Last week SatCom Frontier spoke with Paul Harr, director of product management at iDirect Government Technologies. Paul talks about the role of SATCOM, the importance of Internet Protocol (IP) over SATCOM and trends he sees affecting the government market.
Thank you for speaking with SATCOM Frontier. Please give us some background on yourself and your company.
iDirect Government Technologies (iGT) is a wholly owned subsidiary of VT iDirect, Inc. We’re a satellite communications vendor offering Internet Protocol (IP) communications technology that enables constant connectivity for voice, video and data applications in diverse and challenging environments.
We’re 100 percent focused on the needs of the Department of Defense and civilian government agencies, and have been for over 12 years. That means we’ve been there from the beginning of the IP satellite data market. IP over SATCOM is vital because that’s the language of the Internet; it’s how data is shared and how devices communicate.
Personally, I’ve been in this business for over 30 years. Previously, I worked at PanAmSat and Datapath, so I’m able to view the space market from different perspectives.
What role does SATCOM play in protecting situational awareness for the warfighter?
It’s huge, because the needs of the military in theater are by definition highly unpredictable. SATCOM provides point to point connectivity and reach back to almost any place globally.
A vital component for any military organization is the ability to communicate, share information and provide support for large, groups of personnel anytime, anywhere. In today’s diverse theater of operations, the warfighter uses a variety of tools to gather data for situational awareness – UAVs, troops on the ground, GPS, etc. all of which can be transmitted via SATCOM to give the warfighter a complete picture of the situation at hand.

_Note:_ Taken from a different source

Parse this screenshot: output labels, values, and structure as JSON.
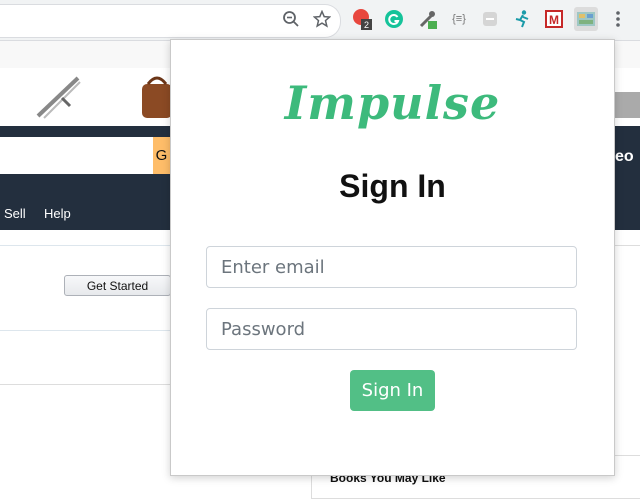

Why is IP so critical for SATCOM?
As I mentioned above, IP is the unified protocol for our modern world, bringing together voice, data and video. IP being the terrestrial standard, it’s a better protocol for devices like smart phones and tablets. IP over SATCOM removes the need for three separate protocols; it is much more efficient.
Some of the services powered by IP include email, chat, video teleconferencing (VTC), file distribution, biometrics, ISR and sensor applications. IP allows for the use of COTS equipment, which is often modified in some way for government use.
Before the use of IP over SATCOM, you only had voice communications and very little data transfer. Any data had to be stored, and then later transported. Obviously that type of latency won’t translate for today’s warfighter who needs to know what’s over the next hill, or around the next building.
IP makes SATCOM truly three dimensional. You could say that real-time situational awareness runs on IP.
What are some trends relating to IP SATCOM?
I see two main trends. The first relates to mobility, COTM.
There is increased use of IP in Comms on the Move (COTM), land, sea and air. You’re seeing more Internet and voice on planes today, commanders who can’t afford to be cut off, staying in touch while traveling from point A to point B.
The other trend mirrors the broader technology space – the devices are getting smaller and smaller. We’ve gone from a bag phone to one that fits in the palm of your hand. Now terminals are starting to follow suit. What was once 1 meter in diameter is now half that, delivering 1-2 Mbps via devices the size of laptops.
What developments in the government market do you see in the next 12-18 months?
In that time frame we’ll start to see next generation high performance satellite architectures start to come online. These next gen systems are getting smarter, and they integrate the satellite with ground based infrastructures to more efficiently utilize bandwidth and power. This is critical for an increasingly mobile environment; COTM means the demand is moving, so you need powerful and flexible mobile beams.
I see the budgetary climate continuing to be a challenge for the near future. Things will proceed more slowly than in the past. That said, satellite and IP will be less affected because often times superior C4ISR replaces physical assets in theater. In many ways, there is an inverse relationship between SATCOM and boots on the ground.
I also see a healthier balance developing between commercial SATCOM capability and the needs of the military. Both parties want to find the best ways to work together. Commercial can and will continue to carry the majority of SATCOM traffic, and hosted payloads could play a role. Those types of innovations could deliver more IP SATCOM bandwidth more efficiently, which is good for all parties.